What is needed is a verbatim copy of all the records.
*** Opening Dataset records ***
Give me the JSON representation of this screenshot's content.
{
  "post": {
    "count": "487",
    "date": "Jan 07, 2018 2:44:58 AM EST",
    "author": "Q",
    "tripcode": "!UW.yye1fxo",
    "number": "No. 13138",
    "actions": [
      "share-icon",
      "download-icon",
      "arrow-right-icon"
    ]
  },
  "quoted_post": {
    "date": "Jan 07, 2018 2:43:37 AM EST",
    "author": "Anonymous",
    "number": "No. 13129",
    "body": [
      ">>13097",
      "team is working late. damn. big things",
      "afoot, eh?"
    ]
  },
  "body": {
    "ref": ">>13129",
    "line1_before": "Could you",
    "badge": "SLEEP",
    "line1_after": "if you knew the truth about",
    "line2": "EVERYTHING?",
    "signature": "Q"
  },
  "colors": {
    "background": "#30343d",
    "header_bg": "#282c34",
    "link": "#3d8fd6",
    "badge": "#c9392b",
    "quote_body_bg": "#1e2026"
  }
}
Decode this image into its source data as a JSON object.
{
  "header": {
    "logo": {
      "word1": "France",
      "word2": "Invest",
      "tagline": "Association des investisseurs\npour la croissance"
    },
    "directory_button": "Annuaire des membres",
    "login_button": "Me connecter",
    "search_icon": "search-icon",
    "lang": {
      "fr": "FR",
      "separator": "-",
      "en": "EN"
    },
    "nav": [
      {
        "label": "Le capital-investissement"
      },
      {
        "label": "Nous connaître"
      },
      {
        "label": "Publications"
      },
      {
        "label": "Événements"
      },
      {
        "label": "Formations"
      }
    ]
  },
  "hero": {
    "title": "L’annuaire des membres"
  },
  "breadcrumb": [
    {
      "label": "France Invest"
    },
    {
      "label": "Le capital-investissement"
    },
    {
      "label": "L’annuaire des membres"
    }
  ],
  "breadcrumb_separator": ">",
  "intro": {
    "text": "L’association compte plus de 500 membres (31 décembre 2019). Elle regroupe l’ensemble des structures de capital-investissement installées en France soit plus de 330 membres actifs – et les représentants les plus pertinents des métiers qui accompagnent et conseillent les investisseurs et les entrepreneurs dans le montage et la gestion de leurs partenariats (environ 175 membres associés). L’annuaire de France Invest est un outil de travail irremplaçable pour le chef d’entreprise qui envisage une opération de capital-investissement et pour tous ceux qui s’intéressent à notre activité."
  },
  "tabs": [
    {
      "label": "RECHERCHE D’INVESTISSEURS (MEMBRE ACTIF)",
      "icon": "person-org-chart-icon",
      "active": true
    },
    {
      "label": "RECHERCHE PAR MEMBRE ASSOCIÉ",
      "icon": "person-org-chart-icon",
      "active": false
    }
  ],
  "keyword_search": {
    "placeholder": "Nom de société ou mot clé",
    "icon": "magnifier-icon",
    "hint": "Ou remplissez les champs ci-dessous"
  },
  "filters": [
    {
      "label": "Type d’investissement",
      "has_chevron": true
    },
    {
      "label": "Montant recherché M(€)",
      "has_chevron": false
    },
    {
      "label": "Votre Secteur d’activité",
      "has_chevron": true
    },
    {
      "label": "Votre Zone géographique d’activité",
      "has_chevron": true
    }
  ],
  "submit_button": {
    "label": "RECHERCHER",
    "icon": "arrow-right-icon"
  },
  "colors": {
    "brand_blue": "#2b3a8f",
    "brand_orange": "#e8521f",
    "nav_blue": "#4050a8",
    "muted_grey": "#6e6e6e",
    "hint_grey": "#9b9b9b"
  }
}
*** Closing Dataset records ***
_Result for this task_
Give me the JSON representation of this screenshot's content.
{
  "post": {
    "count": "487",
    "date": "Jan 07, 2018 2:44:58 AM EST",
    "author": "Q",
    "tripcode": "!UW.yye1fxo",
    "number": "No. 13138",
    "actions": [
      "share-icon",
      "download-icon",
      "arrow-right-icon"
    ]
  },
  "quoted_post": {
    "date": "Jan 07, 2018 2:43:37 AM EST",
    "author": "Anonymous",
    "number": "No. 13129",
    "body": [
      ">>13097",
      "team is working late. damn. big things",
      "afoot, eh?"
    ]
  },
  "body": {
    "ref": ">>13129",
    "line1_before": "Could you",
    "badge": "SLEEP",
    "line1_after": "if you knew the truth about",
    "line2": "EVERYTHING?",
    "signature": "Q"
  },
  "colors": {
    "background": "#30343d",
    "header_bg": "#282c34",
    "link": "#3d8fd6",
    "badge": "#c9392b",
    "quote_body_bg": "#1e2026"
  }
}
Decode this image into its source data as a JSON object.
{
  "header": {
    "logo": {
      "word1": "France",
      "word2": "Invest",
      "tagline": "Association des investisseurs\npour la croissance"
    },
    "directory_button": "Annuaire des membres",
    "login_button": "Me connecter",
    "search_icon": "search-icon",
    "lang": {
      "fr": "FR",
      "separator": "-",
      "en": "EN"
    },
    "nav": [
      {
        "label": "Le capital-investissement"
      },
      {
        "label": "Nous connaître"
      },
      {
        "label": "Publications"
      },
      {
        "label": "Événements"
      },
      {
        "label": "Formations"
      }
    ]
  },
  "hero": {
    "title": "L’annuaire des membres"
  },
  "breadcrumb": [
    {
      "label": "France Invest"
    },
    {
      "label": "Le capital-investissement"
    },
    {
      "label": "L’annuaire des membres"
    }
  ],
  "breadcrumb_separator": ">",
  "intro": {
    "text": "L’association compte plus de 500 membres (31 décembre 2019). Elle regroupe l’ensemble des structures de capital-investissement installées en France soit plus de 330 membres actifs – et les représentants les plus pertinents des métiers qui accompagnent et conseillent les investisseurs et les entrepreneurs dans le montage et la gestion de leurs partenariats (environ 175 membres associés). L’annuaire de France Invest est un outil de travail irremplaçable pour le chef d’entreprise qui envisage une opération de capital-investissement et pour tous ceux qui s’intéressent à notre activité."
  },
  "tabs": [
    {
      "label": "RECHERCHE D’INVESTISSEURS (MEMBRE ACTIF)",
      "icon": "person-org-chart-icon",
      "active": true
    },
    {
      "label": "RECHERCHE PAR MEMBRE ASSOCIÉ",
      "icon": "person-org-chart-icon",
      "active": false
    }
  ],
  "keyword_search": {
    "placeholder": "Nom de société ou mot clé",
    "icon": "magnifier-icon",
    "hint": "Ou remplissez les champs ci-dessous"
  },
  "filters": [
    {
      "label": "Type d’investissement",
      "has_chevron": true
    },
    {
      "label": "Montant recherché M(€)",
      "has_chevron": false
    },
    {
      "label": "Votre Secteur d’activité",
      "has_chevron": true
    },
    {
      "label": "Votre Zone géographique d’activité",
      "has_chevron": true
    }
  ],
  "submit_button": {
    "label": "RECHERCHER",
    "icon": "arrow-right-icon"
  },
  "colors": {
    "brand_blue": "#2b3a8f",
    "brand_orange": "#e8521f",
    "nav_blue": "#4050a8",
    "muted_grey": "#6e6e6e",
    "hint_grey": "#9b9b9b"
  }
}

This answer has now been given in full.